“Promise me,” Mom insisted again. She was weightless in her hospital bed, tethered by a raccoon-eye stare. Pink blotches stained her gown that I hoped were only cherry jello. My confession was there on the edge, ready for the fulsome nudge of my adult-child sense of grievance. But something stopped me. I could hear too loudly what the bloat in my mother’s mouth wouldn’t let her say. Her spiel had always begun with the exonerating mythology of my father’s origins—fifth of nine raised in a Bayonne Box, ignored by sisters and taunted by brothers, slapped around by a father who’d stolen his newspaper route money to pay bookie debts—and ended with the romance of Dad’s self-defeat. This time, she’d add plenty about how hard-hearted I was.

So I deflected. Rambled about my drosophila, their odd existences. Gassed under the scope, the fruit flies’ stained-glass wings suspended, hairy ballerina legs limp, heads aswim with pungent fruit bowls. Then awakened from their hundred-year sleep by the kiss of fluorescent beams, returned to their vials to feast and lay eggs, none the wiser. I told her how they depended on us, how every eight hours we had to separate the females from the males to keep them virginal and maintain the accuracy of our gene crosses. How we pushed them around using little feathers taped to pencil ends like brooms.

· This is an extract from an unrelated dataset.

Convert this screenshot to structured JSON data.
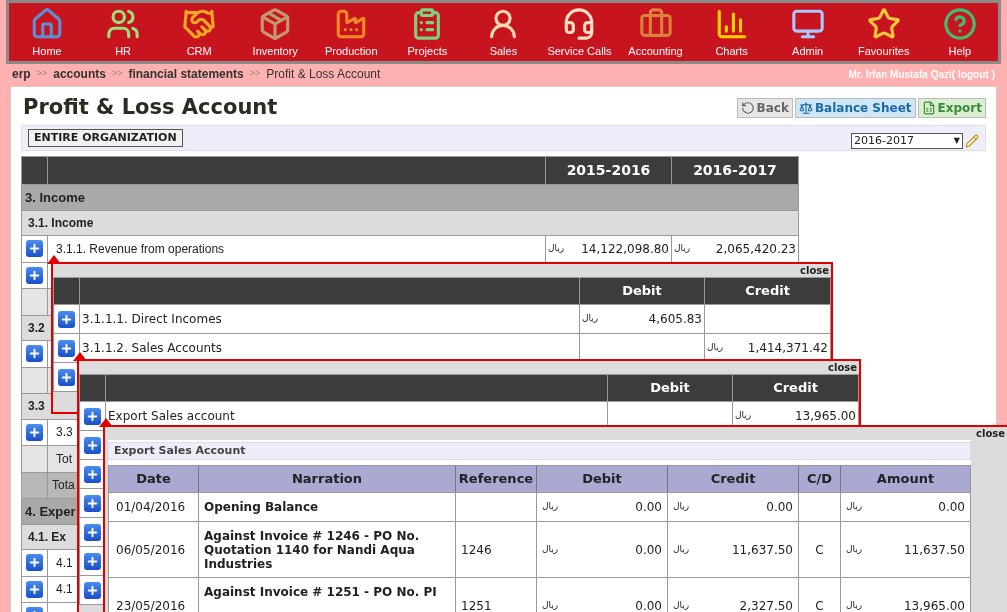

This made her chuckle. “Least they don’t hold it against you,” she said.


I spend an hour on different replies. It’s taking longer than it should.

$300? Srsly?

$300 enough?

Lend? I’ll hold you to it

Buy something nice for yourself

Leave me alone

Hey, remember that church white elephant and peach festival you took me to one time? We had peach everything? Pie, ice cream, cobbler, buckle, betty? You bought a tie and dress jacket for yourself, a rock tumbler kit for me missing most of the rocks? We dared each other to end every sentence the rest of the day with PEACH and you punched the car roof like Rocky when I lost before we got home? You told me I owed you 50¢. You prob don’t remember. That’s ok. You said that day was the most fun you ever had for 32 bucks.




Merry Xmas.

I delete them all.

In bed, I watch the windowpane creep with frost. A streetlight glows a blurred yellow. I imagine he regrets calling me the last of the angels in his text. I imagine he knew I was there with the Hummels, that I hid my Little Sweeper Girl from him. I imagine he’s fronting me what gratitude he’s got because he knows that soon I’ll have to give him what he can no longer think to ask for, and charity is hardly the word for it. Or else I’m wrong, dead wrong, and the text is all sarcasm, nothing else.

I could parse all night and not get any closer.

By morning, I decide: I’ll ghost him back. Leave him a blank space stretching from the now to whatever oblivion awaits him, long enough to call what’s between us a push, a draw. Maybe the worst that can happen would be the best. And maybe years from now, I’ll forget everything, too. My own distortions. More things hidden in drawers. The sweeping I left undone, the ashes I couldn’t water, the girl I’m still learning how to value.


Published April 14th, 2019

Eileen Tomarchio is a librarian and fiction writer from New Jersey. Her work has appeared at Barrelhouse Online and GrubWriters blog. She holds an MFA in directing and screenwriting from NYU Film School. You can find her on Twitter at @eileentomarchio and on Instagram at @gondaline26.

Hiram Powers' career began with his employment at a museum of mechanical wax figures in Cincinnati, Ohio. Powers' wax figures were so lifelike that women are said to have fainted. Modeling figures in wax led to his decision to become a sculptor, and with the support of patron Nicholas Longworth, Powers' career flourished. Longworth sponsored Powers' trip to Washington, DC, where the young artist made his reputation with a marble bust of Andrew Jackson (1835, The Metropolitan Museum of Art). This work was much admired for its realism, and Powers received commissions to portray many other public figures. Andrew Jackson, John Quincy Adams, and Daniel Webster were among the famous American statesmen whose portraits he modeled.

Powers was one of the most successful and highly regarded American sculptors of the nineteenth century. From the 1830s on, several American sculptors achieved international fame; Powers stood out among them with his talent for creating both portraits in marble and images of classical purity.